BLOOMINGTON -- Are you tired of bend-and-break Indiana football defense?
Imagine how Hoosier coaches feel.
Last year's unit allowed 37.3 points. The year before that, it was 34.0. In the last seven years, the defense has allowed at least 32.5 points five times.
The net result -- a 29-55 record over that period, including last season's 1-11 mess.
The current defensive staff is only responsible for last year's results, and that was enough to last the rest of their careers. They've got multiple solutions to turn things around. A big one as they prepare for the Sept. 1 season opener against Indiana State is force more turnovers.
“You've got to work on it,” cornerbacks coach Brandon Shelby says. “You get what you emphasize, and quite obviously we didn't emphasize it enough last year.
“Players will do what you expect. We've set the bar pretty high.”
Last season IU forced 16 turnovers, just five on interceptions. That ranked 11th in the Big Ten, ahead of only Minnesota, which had nine. Michigan led with 29.
That's not nearly good enough.
So the Hoosiers' had a preseason camp goal of forcing five turnovers per practice -- either by fumble or interception. If they met the goal, all was well. If they didn't, they faced consequences.
What kind of consequences?
“Running or pushups or whatever it might be,” cornerback Kenny Mullen says.
Plenty of defensive players talk about forcing turnovers. Not every defense does it. Sometimes turnovers can come from schemes and blitzes, big hits and strip-the-ball aggression. Certainly they can be caused by good players making big plays. But it all starts, co-defensive coordinator Mike Ekeler says, with making it a priority.
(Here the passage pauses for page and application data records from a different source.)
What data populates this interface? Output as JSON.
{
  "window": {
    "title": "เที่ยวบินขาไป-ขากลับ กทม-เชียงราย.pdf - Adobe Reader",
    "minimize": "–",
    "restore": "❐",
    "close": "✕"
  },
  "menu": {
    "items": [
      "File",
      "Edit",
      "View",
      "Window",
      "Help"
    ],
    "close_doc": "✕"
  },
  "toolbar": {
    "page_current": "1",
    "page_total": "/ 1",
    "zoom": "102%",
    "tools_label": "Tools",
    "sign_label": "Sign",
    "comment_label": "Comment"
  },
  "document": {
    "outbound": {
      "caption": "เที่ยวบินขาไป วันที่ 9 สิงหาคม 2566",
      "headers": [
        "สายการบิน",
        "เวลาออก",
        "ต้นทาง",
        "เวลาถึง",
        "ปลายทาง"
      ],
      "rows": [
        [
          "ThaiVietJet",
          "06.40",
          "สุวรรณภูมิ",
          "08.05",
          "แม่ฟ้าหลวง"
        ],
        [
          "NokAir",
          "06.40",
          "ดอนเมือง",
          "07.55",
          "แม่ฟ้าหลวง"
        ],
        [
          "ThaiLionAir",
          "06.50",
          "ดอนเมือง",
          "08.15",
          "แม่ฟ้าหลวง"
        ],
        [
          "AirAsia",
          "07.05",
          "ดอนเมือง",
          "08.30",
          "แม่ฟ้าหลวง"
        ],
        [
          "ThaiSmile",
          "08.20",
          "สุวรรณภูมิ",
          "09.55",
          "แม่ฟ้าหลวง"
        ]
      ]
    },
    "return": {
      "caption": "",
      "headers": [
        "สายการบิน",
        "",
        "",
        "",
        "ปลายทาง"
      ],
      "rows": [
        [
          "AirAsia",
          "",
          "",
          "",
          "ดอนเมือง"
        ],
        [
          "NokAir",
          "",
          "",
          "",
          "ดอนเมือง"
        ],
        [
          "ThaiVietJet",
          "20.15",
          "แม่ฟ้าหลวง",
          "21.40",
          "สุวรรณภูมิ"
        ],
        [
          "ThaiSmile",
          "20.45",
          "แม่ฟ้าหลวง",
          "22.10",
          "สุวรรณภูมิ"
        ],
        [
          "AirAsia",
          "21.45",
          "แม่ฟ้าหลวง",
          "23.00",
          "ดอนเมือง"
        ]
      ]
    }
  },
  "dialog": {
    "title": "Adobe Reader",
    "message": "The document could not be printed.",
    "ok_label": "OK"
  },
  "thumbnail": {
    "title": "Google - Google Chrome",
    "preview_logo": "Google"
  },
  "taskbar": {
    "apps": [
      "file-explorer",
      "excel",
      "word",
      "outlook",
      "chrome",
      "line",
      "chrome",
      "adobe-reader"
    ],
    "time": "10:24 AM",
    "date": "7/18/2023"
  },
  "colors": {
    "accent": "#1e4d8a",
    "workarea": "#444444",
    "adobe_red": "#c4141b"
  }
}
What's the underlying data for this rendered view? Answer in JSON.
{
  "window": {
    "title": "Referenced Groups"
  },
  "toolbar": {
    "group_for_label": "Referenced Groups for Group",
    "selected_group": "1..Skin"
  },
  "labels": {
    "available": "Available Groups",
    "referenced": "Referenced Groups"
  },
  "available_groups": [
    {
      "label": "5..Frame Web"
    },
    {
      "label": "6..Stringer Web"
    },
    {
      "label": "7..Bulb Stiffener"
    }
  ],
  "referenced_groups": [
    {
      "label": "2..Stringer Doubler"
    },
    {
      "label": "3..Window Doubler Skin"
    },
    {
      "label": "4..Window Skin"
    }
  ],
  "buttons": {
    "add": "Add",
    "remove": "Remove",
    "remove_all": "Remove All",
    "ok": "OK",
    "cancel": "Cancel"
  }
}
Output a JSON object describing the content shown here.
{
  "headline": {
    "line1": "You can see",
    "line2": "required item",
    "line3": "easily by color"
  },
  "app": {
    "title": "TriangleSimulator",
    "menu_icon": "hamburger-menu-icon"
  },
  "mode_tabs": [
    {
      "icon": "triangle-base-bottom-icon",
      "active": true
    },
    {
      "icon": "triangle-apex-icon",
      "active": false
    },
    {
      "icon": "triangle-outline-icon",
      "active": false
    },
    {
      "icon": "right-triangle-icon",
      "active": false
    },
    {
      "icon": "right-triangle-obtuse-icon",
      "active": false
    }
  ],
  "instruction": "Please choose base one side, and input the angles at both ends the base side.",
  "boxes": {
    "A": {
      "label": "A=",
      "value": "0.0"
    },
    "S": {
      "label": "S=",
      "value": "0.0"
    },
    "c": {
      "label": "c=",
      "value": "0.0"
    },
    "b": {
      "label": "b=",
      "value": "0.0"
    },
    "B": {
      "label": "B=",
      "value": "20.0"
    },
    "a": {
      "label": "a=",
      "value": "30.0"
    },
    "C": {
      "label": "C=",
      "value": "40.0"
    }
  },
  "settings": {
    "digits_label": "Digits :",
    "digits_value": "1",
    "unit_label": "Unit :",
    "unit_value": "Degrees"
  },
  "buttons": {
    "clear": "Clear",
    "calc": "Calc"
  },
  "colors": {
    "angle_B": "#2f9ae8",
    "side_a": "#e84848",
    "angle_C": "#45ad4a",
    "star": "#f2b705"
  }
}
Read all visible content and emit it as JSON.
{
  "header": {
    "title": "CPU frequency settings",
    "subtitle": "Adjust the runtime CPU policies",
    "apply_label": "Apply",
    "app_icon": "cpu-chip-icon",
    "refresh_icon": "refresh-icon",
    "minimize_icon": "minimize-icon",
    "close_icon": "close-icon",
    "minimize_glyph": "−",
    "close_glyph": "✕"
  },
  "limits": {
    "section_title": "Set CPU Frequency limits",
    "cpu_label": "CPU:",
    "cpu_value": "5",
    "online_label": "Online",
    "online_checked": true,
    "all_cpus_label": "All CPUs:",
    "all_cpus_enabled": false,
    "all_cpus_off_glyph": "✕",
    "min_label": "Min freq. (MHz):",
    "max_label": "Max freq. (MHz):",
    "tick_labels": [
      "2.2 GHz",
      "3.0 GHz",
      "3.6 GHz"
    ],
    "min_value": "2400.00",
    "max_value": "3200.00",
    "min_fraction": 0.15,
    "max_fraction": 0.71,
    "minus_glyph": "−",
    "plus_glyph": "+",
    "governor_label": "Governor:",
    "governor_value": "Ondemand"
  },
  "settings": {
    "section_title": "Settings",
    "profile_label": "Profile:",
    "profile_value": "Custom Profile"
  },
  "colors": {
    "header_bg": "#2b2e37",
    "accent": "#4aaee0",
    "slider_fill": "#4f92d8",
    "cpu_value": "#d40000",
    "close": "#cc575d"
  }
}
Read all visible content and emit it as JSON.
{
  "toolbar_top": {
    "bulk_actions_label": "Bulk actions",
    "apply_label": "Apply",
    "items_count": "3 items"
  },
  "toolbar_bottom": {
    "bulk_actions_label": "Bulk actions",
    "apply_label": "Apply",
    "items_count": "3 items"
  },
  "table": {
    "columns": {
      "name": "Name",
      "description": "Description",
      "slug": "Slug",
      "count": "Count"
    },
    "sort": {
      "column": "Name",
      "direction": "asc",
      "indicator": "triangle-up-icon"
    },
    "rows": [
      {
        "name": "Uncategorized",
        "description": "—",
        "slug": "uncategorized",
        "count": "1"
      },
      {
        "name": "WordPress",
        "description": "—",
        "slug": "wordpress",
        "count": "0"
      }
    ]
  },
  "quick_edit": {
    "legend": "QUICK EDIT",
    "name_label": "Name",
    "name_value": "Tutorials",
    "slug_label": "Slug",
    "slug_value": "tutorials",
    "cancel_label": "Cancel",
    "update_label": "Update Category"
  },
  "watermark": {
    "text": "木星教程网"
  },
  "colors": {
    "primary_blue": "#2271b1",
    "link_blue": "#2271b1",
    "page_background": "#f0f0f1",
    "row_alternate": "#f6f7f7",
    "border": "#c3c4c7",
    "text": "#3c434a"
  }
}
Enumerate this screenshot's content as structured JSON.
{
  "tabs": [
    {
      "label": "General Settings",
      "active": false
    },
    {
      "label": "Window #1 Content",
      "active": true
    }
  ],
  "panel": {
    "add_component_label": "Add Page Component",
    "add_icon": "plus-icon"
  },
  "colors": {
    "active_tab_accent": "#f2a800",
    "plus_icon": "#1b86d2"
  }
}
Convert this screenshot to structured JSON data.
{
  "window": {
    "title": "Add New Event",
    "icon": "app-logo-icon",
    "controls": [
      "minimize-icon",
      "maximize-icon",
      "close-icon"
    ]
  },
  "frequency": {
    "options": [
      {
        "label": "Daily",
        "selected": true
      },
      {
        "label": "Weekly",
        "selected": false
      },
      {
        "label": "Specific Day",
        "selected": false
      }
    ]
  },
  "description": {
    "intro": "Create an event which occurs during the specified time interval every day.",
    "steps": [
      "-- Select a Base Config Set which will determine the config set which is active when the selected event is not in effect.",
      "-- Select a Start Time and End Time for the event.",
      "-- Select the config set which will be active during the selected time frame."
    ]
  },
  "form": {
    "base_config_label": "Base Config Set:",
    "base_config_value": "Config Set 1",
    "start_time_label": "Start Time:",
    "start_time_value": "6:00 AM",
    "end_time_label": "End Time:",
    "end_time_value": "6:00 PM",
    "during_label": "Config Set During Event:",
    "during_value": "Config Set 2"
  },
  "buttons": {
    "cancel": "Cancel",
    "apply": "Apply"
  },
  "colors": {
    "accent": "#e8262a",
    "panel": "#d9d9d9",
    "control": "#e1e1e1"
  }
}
“It's an emphasis you put on it,” Ekeler says. “It starts with the head coach (Kevin Wilson). He made it clear to us that's exactly what we're going to be as a defense. We're trying to reinforce that with turnover circuits. We're keeping track every day. We're holding the guys accountable. If we don't make our goal, we're running for it.”
A “turnover circuit” involves different stations at the beginning of practice where players take different shots at knocking the ball free.
“A lot of forcing turnovers is technique,” Ekeler says. “It doesn't just happen. You have to know how to take your shot, and when to take your shot. You have to execute.”
Mullen, a former Bishop Luers standout, and the rest of the defense are ready to embrace that execution.
“It's being more aware and more aggressive,” Mullen says. “When the ball is in the air, be in perfect position to make a play. You eliminate the route, jump in front of the receiver and get the interception. That's what we're trying to do. And if the receiver catches the ball, you wrap him up, hold him up and help comes to punch out the ball or strip it out. People might carry the ball loose. We want to get it out and get it back to our offense.”
Good defense involves more that just turnovers. It has to stop the run, contain the pass and pressure the quarterback. Wilson said the defense has to improve in all those areas, but it seems far of ahead of last year, when youth and botched coverages resulted in giving up numerous big plays.
“We all have to be on the same page,” Mullen says. “Last year we'd make different checks -- I'd make a check; the corner would make a check; the safety would make a check. That's three different checks.”
The result -- an opposing receiver would run free for a huge gain, a touchdown, or both.
“This year we're all on the same page,” Mullen says. “We're eliminating errors. We're playing fast and playing together."
Right now that's just practice. The real test will come in games.
“We have to get turnovers," Mullen says. "We have to get the ball out. As a secondary we're striving to be one of the top two to three defenses in the Big Ten. Oklahoma State didn't have the best defense last year, but they led the nation in turnovers. That's what we need to be as a defense.”